This question appears to be offtopic. The users who voted to close gave this specific reason:
 "This question does not appear to be about research level mathematics within the scope defined in the help center." – Ricardo Andrade, Daniel Moskovich, Jack Huizenga, Andrey Rekalo, Stefan Kohl

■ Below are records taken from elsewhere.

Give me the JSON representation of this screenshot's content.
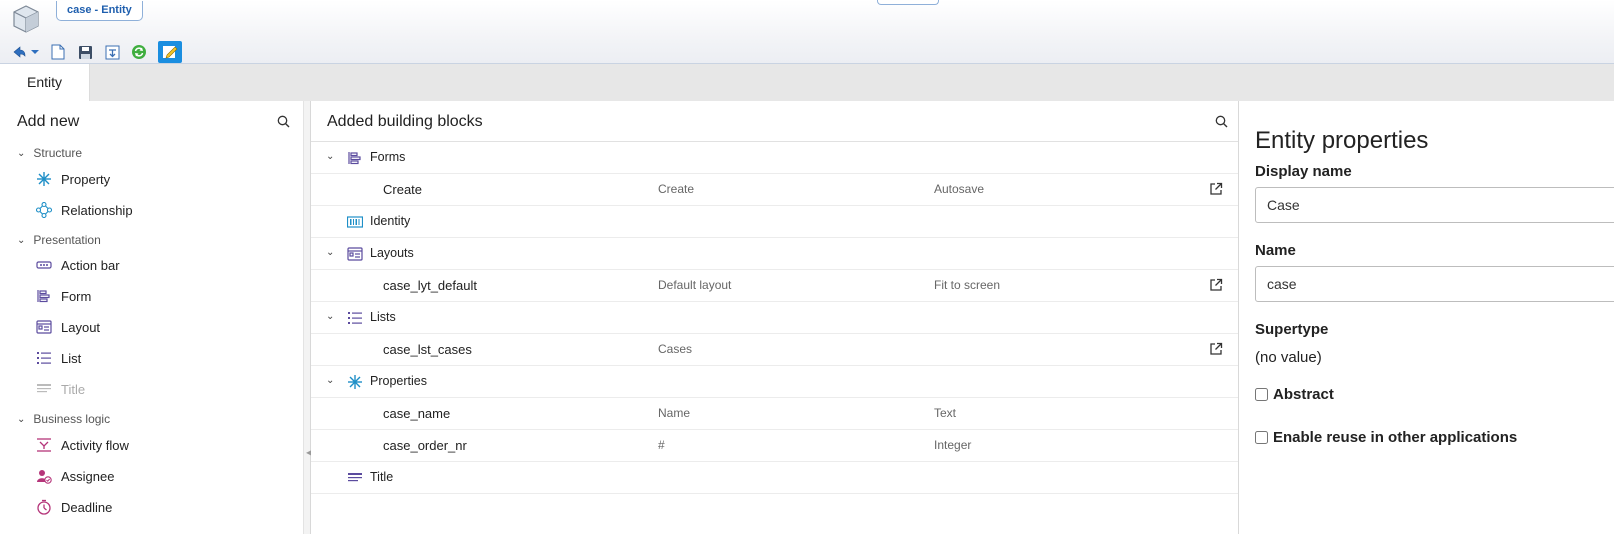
{
  "window": {
    "document_tab": "case - Entity"
  },
  "toolbar": {
    "items": [
      {
        "name": "back-icon"
      },
      {
        "name": "dropdown-icon"
      },
      {
        "name": "new-document-icon"
      },
      {
        "name": "save-icon"
      },
      {
        "name": "save-as-icon"
      },
      {
        "name": "refresh-icon"
      },
      {
        "name": "edit-icon"
      }
    ]
  },
  "tabs": [
    {
      "label": "Entity",
      "active": true
    }
  ],
  "left": {
    "heading": "Add new",
    "groups": [
      {
        "label": "Structure",
        "items": [
          {
            "label": "Property",
            "icon": "asterisk-icon"
          },
          {
            "label": "Relationship",
            "icon": "relationship-icon"
          }
        ]
      },
      {
        "label": "Presentation",
        "items": [
          {
            "label": "Action bar",
            "icon": "action-bar-icon"
          },
          {
            "label": "Form",
            "icon": "form-icon"
          },
          {
            "label": "Layout",
            "icon": "layout-icon"
          },
          {
            "label": "List",
            "icon": "list-icon"
          },
          {
            "label": "Title",
            "icon": "title-icon",
            "disabled": true
          }
        ]
      },
      {
        "label": "Business logic",
        "items": [
          {
            "label": "Activity flow",
            "icon": "activity-flow-icon"
          },
          {
            "label": "Assignee",
            "icon": "assignee-icon"
          },
          {
            "label": "Deadline",
            "icon": "deadline-icon"
          }
        ]
      }
    ]
  },
  "middle": {
    "heading": "Added building blocks",
    "rows": [
      {
        "type": "group",
        "label": "Forms",
        "icon": "form-icon",
        "expanded": true
      },
      {
        "type": "child",
        "name": "Create",
        "col2": "Create",
        "col3": "Autosave",
        "open": true
      },
      {
        "type": "group",
        "label": "Identity",
        "icon": "identity-icon",
        "expanded": false
      },
      {
        "type": "group",
        "label": "Layouts",
        "icon": "layout-icon",
        "expanded": true
      },
      {
        "type": "child",
        "name": "case_lyt_default",
        "col2": "Default layout",
        "col3": "Fit to screen",
        "open": true
      },
      {
        "type": "group",
        "label": "Lists",
        "icon": "list-icon",
        "expanded": true
      },
      {
        "type": "child",
        "name": "case_lst_cases",
        "col2": "Cases",
        "col3": "",
        "open": true
      },
      {
        "type": "group",
        "label": "Properties",
        "icon": "asterisk-icon",
        "expanded": true
      },
      {
        "type": "child",
        "name": "case_name",
        "col2": "Name",
        "col3": "Text",
        "open": false
      },
      {
        "type": "child",
        "name": "case_order_nr",
        "col2": "#",
        "col3": "Integer",
        "open": false
      },
      {
        "type": "group",
        "label": "Title",
        "icon": "title-icon",
        "expanded": false
      }
    ]
  },
  "right": {
    "title": "Entity properties",
    "display_name_label": "Display name",
    "display_name_value": "Case",
    "name_label": "Name",
    "name_value": "case",
    "supertype_label": "Supertype",
    "supertype_value": "(no value)",
    "abstract_label": "Abstract",
    "abstract_checked": false,
    "reuse_label": "Enable reuse in other applications",
    "reuse_checked": false
  },
  "colors": {
    "accent": "#1a8ee0",
    "icon_purple": "#5b4b9e",
    "icon_teal": "#1e8fc7",
    "icon_pink": "#b5357a"
  }
}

Your elements don't form a basis. You haven't given any conditions on the indices $i_j$, so $[x_1,x_1]$ is in your list, but it is zero. Now consider words of length three. Among these are $[[x_1,x_2],x_3]$, $[[x_2,x_3],x_1]$ and $[[x_3,x_1],x_2]$. The sum of these three is zero by the Jacobi identity, so they are not linearly independent. You might want to insist that the list of indices $i_1,\dotsc,i_r$ is strictly increasing, but then $[[x_2,x_3],x_1]$ would not be in the span.